That translates into an expectation by Goldman that the stock, currently at about $322, has about a one-third downside over the next year.

Goldman's David Tamberrino noted potential delays in rolling out the firm's Model 3 and said that he believes Tesla will miss targeted production rates. Tamberrino cut his full-year 2017 EPS estimate to a loss of $2.53 from a previous 30 cents a share loss target.

He also sharply cut his estimates for 2018 - to a 69 cents a share profit from a previous $$2.59, and his 2019 outlook is now for $5.14 a share, a bit lighter than his earlier expectation of $5.95.
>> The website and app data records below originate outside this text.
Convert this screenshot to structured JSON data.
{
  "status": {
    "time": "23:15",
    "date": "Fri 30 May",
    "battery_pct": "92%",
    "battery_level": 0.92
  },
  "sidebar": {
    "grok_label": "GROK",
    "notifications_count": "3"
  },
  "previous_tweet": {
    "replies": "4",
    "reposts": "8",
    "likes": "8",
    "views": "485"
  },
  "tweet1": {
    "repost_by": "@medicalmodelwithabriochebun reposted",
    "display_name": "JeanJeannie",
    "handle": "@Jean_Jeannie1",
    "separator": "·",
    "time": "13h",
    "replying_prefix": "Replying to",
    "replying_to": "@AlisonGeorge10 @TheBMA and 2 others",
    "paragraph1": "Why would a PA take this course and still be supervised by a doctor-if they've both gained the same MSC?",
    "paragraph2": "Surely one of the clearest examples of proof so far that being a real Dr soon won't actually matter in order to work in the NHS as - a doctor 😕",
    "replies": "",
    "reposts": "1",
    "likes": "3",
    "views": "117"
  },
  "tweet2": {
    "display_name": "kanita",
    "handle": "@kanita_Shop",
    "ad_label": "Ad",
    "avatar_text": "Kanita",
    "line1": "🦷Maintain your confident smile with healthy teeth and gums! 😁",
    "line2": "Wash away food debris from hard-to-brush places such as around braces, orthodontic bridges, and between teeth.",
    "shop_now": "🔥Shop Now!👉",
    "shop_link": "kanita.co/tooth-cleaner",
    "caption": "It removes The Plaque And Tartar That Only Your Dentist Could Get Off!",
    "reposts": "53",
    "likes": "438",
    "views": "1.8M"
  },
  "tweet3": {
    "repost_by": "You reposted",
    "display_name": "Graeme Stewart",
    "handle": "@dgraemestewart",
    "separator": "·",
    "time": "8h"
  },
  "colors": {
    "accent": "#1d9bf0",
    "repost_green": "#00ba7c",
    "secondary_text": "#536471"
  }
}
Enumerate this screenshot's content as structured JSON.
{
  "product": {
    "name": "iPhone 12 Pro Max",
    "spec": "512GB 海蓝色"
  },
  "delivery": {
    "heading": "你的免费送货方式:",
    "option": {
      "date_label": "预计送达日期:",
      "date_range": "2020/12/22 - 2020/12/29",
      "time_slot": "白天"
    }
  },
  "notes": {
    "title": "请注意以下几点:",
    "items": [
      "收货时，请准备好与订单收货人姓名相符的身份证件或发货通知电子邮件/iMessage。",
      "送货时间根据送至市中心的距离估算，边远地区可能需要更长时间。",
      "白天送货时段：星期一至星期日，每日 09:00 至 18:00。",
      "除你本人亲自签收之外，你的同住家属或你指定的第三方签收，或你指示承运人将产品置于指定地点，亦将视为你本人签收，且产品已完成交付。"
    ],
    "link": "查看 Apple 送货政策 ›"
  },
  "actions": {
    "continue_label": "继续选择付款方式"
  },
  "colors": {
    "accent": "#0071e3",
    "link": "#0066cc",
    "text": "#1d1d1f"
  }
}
Tesla's acquisition of Solar City appears to have masked a decline in the company's power storage business, according to the company's latest 10-Q filing.

Tesla reported that energy generation and storage revenue rose $191.2 million, or 841% in the quarter ended March 31, compared with the same period a year earlier.

Tesla shares fell $2.12, or 0.7% to $323.10 on Thursday.

However, "this was primarily due to the inclusion of revenue from SolarCity, which we acquired on November 21, 2016, of $208.7 million, partially offset by a decrease in energy storage revenue of $17.4 million," the company said in its filing.

That's a far less rosy situation than was forecast by CEO Elon Musk in August 2015, on the company's second-quarter earnings call shortly after Tesla introduced its Powerwall and Powerpack products for residential and commercial customers.

—Tom Bemis contributed to this report.